Classes are too long

Think back to when you were in school. You spent hours each day listening to one lecture after another. If you were like most kids, you probably tuned out a couple of classes. (Maybe more than a couple if you’re like some of us!) 

It wasn’t because those classes were unnecessary. It’s just that no one—kids or adults—can listen to somebody flap their jaw for hours straight. It just doesn’t happen. With long-format training classes, your employees will likely tune out and miss some of the important info they need. 

Toolbox talks are boring

Since they’re in the field, you’d think toolbox talks would be more exciting than classroom training. But when the foreman lectures the crew or rubber stamps the “training,” it bores your people to tears. They’ll listen for what they think applies to them, then tune out. To change that, ask these six questions for an engaging toolbox talk.

The training manager can’t standardize onsite lessons

Some training has to take place on-site, and training managers are invaluable for making that happen. Unfortunately, they’re often stretched thin trying to address training issues all over the jobsite. It can be challenging to standardize lessons for the whole crew alone. They need help from other leaders.  

Training materials are outdated

Things evolve rapidly in the Dirt World. Technologies improve, and processes change—and that’s the way it should be! That said, training materials don’t always get the memo. If your crews have old, outdated training materials, they won’t reach maximum productivity. 

Training materials are boring

We’ve all been in training seminars where the speaker had too many PowerPoint slides with too much info. They bulldozed through the material, even though no one understood it. They stood in one spot, looked down, and talked at us—not to us. Likewise, we’ve all seen boring training videos that use bad narration, stupid cartoons, and nonsensical examples. 

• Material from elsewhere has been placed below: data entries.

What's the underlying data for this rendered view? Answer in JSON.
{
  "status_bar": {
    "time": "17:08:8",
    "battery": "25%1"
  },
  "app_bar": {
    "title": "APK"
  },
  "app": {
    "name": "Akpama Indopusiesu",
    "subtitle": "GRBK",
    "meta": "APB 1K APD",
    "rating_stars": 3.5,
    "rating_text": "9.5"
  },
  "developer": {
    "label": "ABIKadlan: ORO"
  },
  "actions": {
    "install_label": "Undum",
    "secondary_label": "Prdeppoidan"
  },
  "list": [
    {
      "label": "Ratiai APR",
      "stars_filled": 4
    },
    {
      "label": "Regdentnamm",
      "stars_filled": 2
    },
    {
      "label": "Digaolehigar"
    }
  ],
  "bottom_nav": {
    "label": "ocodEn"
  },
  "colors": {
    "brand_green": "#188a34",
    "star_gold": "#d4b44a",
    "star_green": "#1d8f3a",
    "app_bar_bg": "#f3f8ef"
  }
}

Your crew isn’t in a college lecture hall; they probably wouldn’t be in the Dirt World if they wanted that. They aren’t in middle school, either; they don’t want oversimplified videos. They need practical, engaging training. 

You can’t learn everything in a classroom

Good, engaging classroom training has a place in the Dirt World. However, your employees aren’t working in a classroom. They’re working in the field. They need training in the field, where they can see and try things firsthand. With only classroom training, it’s harder for crews to carry that knowledge to the jobsite.

Training videos aren’t credible

It’s mind-blowing how many training videos the Dirt World uses that weren’t made by or for the industry. Training corporations may know the basics, but their teams have likely never been to a jobsite. Sometimes, they give impractical advice—but how would they know when they’ve never been on the business end of a shovel? It’s hard to take those guys seriously. 

Training materials lack recall mechanisms

Recall mechanisms are sayings, acronyms, and other devices that help you remember what you’ve learned. For instance, many workers use the acronym SLAM—Stop, Look, Assess, and Manage—to remember how to handle safety issues. 

Some recall mechanisms may sound goofy, but they help your crews remember what they need to and when. Without recall mechanisms, your team may forget some of their training and make more mistakes.

Training materials and classes are English-only

The Dirt World has a diverse workforce, with men and women from all over the world. Many workers grew up speaking languages other than English. It’s easiest for people to learn in their native language, but most training materials are only available in English. That puts up a barrier and keeps you from fully training your crew. 

Solving training problems

Training problems lead to other workplace issues, like lost productivity, machine downtime, worker injuries, and more. That’s why it’s important to identify which training problems impact your company the most and work to solve them. 

In the next article, you'll discover some of the best ways to train your crew better so you can help your employees and your business grow.

Read "Train Your Crew Better With These 9 Tips"